Why Music Is Important: Education

The greatest investment any society can make is in the education of the young. I think the Founding Fathers would have agreed with this, as would the ancient Greeks.


Photo: Andrew Hurlbut

Without education, there is ignorance and where there is ignorance there is poverty and, from the cesspit of poverty emanates horrors such as famine, deadly epidemics, drug addiction, crime, terrorism and serial violence. If you believe this as I do, we can perhaps examine some alternative scenarios to events over the last 10 years. Imagine if instead of spending billions of dollars on invasions and bombings, we had used the same resources to fund educational systems, build infrastructure, and provide medical care in the Middle East and beyond. That might have brought sustainable peace and rehabilitated America’s badly tarnished image.


Photo: Franco Folini

Perhaps that is a naïve dream. But what of our own country? In the U.S., we suffer from unconscionable levels of poverty despite being the world’s wealthiest nation. The statistics are dismal: In 2010, 46.9 million people were living in poverty, up from 37.3 million in 2007. That’s 15.1 percent of the population, up from 12.5 percent in 1997. Also in 2010, 17.2 million households or 14.5 percent of households (approximately one in seven), were food insecure, the highest number ever recorded in the United States.

Then, there is the public education system serving our communities. What should be a non-partisan priority investment has become a pawn for politicians. What was an exemplary system of education to which the whole world looked just a few decades ago, has become a rusted wreck. Check out the analysis by my fellow Huffington Post blogger Jack Jennings, who recently retired after 17 years directing the Center on Education Policy. Not surprisingly, our education system is criticized, pilloried by parents, children, and government. Our politicians, whether they are Democrat or Republican, do not see education as a birthright. It is there to be fiddled with, subjected to some of the most corrosive and destructive policies.Do I really have to analyze what effects this is having on our young people? Does it not scream at us?

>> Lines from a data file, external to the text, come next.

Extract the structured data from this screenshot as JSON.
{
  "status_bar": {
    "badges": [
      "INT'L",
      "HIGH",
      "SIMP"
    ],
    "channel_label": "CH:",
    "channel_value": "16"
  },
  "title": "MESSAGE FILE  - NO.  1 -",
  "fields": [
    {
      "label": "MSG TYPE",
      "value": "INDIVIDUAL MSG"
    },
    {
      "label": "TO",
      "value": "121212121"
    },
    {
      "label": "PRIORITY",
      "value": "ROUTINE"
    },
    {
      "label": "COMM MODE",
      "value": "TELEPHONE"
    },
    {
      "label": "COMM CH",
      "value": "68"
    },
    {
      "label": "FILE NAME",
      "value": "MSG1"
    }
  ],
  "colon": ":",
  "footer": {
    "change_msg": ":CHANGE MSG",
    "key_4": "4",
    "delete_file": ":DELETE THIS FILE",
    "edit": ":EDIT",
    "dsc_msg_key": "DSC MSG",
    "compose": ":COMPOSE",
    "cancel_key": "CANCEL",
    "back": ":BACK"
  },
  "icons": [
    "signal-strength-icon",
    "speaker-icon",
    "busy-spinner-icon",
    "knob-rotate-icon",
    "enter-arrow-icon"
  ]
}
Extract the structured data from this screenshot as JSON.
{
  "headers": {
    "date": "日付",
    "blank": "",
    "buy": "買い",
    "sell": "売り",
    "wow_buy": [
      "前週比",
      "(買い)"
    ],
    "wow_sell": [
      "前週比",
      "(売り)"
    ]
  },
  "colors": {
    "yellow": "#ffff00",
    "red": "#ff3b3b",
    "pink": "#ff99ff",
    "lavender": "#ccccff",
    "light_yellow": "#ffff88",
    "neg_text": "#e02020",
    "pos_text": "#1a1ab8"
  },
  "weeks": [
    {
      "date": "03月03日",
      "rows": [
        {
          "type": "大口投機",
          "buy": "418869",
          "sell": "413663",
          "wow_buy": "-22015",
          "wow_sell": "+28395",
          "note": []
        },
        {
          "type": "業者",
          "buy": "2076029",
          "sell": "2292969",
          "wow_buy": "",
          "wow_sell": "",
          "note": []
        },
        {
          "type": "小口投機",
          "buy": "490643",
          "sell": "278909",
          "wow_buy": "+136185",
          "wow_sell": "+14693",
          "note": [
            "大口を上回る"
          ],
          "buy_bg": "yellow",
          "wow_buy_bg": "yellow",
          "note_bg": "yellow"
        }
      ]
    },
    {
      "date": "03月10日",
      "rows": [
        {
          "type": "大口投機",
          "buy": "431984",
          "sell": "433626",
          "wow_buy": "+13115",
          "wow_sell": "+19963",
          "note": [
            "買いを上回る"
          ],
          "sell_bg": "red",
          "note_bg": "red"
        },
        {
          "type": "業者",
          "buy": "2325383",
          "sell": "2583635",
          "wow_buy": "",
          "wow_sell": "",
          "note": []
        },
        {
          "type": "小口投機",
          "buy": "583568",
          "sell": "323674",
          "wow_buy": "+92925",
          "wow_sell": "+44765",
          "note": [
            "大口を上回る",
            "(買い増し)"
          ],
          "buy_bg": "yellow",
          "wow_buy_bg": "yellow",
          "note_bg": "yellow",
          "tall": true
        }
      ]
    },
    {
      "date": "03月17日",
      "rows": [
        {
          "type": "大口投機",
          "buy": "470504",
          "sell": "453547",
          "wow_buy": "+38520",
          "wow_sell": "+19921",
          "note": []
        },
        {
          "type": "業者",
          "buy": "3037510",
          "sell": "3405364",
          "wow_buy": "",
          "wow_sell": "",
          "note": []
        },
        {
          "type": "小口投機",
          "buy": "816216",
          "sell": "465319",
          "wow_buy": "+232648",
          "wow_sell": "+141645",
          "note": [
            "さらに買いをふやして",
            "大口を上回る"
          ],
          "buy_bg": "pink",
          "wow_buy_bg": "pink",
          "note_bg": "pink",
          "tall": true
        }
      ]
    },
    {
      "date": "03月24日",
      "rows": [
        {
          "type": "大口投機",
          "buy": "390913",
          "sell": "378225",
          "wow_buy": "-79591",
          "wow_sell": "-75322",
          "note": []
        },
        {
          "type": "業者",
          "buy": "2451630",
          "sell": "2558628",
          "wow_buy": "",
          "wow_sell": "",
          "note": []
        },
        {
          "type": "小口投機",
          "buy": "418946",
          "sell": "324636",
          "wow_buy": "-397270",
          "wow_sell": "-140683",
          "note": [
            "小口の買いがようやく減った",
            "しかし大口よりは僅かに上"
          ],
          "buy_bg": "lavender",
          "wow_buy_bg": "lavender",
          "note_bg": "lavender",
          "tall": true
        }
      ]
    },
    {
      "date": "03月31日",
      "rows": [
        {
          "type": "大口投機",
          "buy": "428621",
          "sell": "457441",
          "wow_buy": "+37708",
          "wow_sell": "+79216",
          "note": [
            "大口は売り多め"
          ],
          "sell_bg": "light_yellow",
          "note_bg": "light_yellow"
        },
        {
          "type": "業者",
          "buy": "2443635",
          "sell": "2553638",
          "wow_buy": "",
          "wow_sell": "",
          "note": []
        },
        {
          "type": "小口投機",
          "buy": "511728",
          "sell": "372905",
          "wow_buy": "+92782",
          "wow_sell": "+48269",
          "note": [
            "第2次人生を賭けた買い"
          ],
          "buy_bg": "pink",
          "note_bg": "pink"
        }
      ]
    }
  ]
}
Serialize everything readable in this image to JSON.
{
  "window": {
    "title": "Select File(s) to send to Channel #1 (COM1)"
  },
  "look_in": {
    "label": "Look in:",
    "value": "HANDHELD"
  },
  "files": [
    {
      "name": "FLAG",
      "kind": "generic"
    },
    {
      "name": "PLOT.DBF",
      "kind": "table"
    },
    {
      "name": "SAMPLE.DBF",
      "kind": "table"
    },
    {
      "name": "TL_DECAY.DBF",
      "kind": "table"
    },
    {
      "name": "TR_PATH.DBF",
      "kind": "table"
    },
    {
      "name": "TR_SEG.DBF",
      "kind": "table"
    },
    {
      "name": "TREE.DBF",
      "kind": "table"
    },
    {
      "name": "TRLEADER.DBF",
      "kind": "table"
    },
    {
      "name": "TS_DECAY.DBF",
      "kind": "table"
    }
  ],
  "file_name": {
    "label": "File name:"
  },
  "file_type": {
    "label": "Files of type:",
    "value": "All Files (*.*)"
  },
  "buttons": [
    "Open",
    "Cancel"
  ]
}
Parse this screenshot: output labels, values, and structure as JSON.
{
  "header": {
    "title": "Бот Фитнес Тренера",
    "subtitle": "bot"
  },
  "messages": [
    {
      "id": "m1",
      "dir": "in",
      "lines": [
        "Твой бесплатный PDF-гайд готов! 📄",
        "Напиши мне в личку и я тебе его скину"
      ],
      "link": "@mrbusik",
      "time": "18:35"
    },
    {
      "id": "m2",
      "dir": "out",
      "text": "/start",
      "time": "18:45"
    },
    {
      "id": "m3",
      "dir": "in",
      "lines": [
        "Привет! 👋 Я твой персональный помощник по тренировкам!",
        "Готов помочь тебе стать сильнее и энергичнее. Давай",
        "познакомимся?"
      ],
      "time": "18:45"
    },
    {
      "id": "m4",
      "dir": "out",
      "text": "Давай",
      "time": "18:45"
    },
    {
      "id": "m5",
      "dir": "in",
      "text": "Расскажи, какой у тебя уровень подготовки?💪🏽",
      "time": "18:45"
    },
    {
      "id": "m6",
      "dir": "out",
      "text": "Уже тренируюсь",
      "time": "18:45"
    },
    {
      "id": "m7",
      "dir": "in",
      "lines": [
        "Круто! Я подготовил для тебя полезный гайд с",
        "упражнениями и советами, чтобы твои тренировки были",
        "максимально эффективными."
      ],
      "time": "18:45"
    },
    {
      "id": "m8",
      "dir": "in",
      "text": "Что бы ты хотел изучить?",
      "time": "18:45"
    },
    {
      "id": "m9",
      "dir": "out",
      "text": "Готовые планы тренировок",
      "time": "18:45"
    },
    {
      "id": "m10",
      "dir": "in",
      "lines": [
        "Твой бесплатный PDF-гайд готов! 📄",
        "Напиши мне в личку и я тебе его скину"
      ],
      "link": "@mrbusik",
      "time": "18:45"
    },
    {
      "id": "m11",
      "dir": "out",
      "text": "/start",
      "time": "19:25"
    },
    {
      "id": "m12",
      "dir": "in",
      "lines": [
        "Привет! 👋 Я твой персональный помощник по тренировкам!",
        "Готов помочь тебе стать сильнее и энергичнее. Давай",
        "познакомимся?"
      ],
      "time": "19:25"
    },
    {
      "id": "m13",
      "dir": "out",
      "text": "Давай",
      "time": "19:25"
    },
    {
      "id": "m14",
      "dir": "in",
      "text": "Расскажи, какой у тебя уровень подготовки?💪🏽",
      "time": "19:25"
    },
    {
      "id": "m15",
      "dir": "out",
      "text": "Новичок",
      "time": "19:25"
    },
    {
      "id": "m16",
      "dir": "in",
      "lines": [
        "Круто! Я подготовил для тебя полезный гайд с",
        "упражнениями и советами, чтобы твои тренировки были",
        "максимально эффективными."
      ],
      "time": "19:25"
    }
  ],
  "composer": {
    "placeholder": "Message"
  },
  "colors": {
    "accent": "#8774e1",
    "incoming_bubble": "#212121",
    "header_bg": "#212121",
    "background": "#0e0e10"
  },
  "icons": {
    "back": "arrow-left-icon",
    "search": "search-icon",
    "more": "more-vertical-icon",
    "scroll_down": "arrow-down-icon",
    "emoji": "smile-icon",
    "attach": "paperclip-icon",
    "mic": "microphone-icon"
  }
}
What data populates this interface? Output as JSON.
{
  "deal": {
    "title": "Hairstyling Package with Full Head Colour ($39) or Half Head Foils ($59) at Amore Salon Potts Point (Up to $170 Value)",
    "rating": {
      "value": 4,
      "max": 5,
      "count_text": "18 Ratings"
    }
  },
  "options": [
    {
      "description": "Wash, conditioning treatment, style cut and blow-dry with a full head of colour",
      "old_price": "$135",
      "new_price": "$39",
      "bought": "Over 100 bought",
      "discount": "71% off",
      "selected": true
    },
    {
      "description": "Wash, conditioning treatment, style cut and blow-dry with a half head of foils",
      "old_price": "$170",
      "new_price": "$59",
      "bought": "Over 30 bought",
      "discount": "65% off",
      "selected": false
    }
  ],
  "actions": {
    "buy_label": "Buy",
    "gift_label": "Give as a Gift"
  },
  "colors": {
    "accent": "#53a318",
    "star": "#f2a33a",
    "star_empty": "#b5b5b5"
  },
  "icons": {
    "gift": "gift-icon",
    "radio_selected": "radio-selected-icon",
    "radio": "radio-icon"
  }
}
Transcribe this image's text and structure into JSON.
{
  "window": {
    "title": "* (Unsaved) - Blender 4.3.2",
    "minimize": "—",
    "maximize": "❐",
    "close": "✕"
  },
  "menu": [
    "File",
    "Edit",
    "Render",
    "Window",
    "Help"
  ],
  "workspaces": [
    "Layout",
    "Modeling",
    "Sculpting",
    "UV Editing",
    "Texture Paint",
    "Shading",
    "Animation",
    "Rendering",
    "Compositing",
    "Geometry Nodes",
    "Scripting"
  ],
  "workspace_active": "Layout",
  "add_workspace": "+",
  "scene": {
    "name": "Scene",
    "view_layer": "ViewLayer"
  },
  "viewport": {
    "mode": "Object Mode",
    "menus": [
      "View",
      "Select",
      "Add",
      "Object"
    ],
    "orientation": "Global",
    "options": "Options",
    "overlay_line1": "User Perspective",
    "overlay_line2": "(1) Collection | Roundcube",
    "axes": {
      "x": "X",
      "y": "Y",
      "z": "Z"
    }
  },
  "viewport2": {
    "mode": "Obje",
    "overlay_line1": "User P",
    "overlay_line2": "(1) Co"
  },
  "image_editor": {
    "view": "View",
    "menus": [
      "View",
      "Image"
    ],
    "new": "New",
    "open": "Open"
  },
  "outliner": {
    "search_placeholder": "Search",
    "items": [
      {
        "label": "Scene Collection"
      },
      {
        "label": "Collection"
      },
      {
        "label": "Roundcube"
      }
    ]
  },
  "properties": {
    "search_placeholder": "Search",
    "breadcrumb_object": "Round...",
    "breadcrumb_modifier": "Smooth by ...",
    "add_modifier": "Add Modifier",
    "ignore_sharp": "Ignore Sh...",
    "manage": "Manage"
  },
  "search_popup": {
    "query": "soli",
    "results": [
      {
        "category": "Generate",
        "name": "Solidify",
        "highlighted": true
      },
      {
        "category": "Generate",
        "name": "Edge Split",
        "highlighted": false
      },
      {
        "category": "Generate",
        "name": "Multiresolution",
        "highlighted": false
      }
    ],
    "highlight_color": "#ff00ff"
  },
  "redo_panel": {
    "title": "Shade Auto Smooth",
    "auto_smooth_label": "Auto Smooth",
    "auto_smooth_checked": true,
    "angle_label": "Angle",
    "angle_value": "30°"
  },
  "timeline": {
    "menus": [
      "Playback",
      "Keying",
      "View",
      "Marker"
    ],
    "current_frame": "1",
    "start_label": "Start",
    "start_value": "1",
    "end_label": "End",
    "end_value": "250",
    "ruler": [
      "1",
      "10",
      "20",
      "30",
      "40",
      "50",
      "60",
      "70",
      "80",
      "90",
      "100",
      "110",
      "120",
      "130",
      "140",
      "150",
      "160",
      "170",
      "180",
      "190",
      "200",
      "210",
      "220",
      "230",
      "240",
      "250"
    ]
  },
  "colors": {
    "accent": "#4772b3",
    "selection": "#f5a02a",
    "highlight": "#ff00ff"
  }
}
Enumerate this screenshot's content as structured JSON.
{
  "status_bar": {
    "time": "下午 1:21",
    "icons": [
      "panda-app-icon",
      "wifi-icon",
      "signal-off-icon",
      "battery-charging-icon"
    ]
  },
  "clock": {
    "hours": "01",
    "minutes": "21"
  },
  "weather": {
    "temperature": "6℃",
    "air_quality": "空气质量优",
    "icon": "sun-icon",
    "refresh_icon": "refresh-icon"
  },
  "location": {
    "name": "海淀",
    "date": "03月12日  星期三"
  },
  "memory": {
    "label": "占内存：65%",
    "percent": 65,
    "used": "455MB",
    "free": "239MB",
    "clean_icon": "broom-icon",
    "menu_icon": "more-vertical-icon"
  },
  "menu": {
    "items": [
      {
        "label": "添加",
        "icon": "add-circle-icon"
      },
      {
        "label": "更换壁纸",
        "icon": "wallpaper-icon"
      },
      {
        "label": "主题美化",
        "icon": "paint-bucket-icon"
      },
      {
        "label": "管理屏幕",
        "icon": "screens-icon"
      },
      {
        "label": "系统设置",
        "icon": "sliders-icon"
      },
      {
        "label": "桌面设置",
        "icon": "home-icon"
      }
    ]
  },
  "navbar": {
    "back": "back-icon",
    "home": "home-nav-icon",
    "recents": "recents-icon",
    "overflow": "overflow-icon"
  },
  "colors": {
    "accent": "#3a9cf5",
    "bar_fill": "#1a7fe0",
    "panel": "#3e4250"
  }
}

Photo courtesy of MDGovPics

Such policies explain the deep negativity so many young people have toward education, particularly in the Latino and African American communities. What should be the privilege of knowledge and creativity, becomes the sad residue of budgetary cuts, restrictive union work rules, inequality of opportunity, and curriculum tinkering. So is this the country we want to promote? Greater social divide? Greater poverty? Greater ignorance? A fertile foundation for crime and urban ghettos? We really should stop and think and look at hard evidence and plan for a world that the founding fathers would recognize as one they would be proud to see as their legacy. And music belongs front and center in all this.

About the author

Tony Woodcock
Tony Woodcock

New England Conservatory President [b]Tony Woodcock[/b] grew up in the Middle East, England, and Wales, where he studied music at University College, Cardiff. After leaving the university, Woodcock took positions with regional music promoters, and later ran the newly opened St. David's Hall, the National Concert Hall and Conference Centre of Wales.

Before coming to the United States, Woodcock held top positions with the City of London Sinfonia/Richard Hickox Singers, the Royal Liverpool Philharmonic, and the Bournemouth Symphony Orchestra. In Liverpool, he played a significant role in planning the 150th anniversary and commissioned Paul McCartney to write his first-ever classical piece, The Liverpool Oratorio.

Woodcock came to the US in 1998, when he was invited to take over the Oregon Symphony. He remained in that position until 2003, when he became President of the Minnesota Orchestra.

Deeply committed to education, Woodcock led the Minnesota Orchestra to win back-to-back ASCAP Leonard Bernstein Awards for Excellence in Educational Programming and secured underwriting to make the orchestra’s popular family
series admission-free.

A self-styled "recovering Brit," Woodcock took steps to permanently cure his condition. In summer 2009, he and his wife Virginia were sworn in as American citizens.

Read Tony Woodcock's blog [l=http://web.esm.rochester.edu/poly/blog/author/tony-woodcock/]here[/l].

Leave a Reply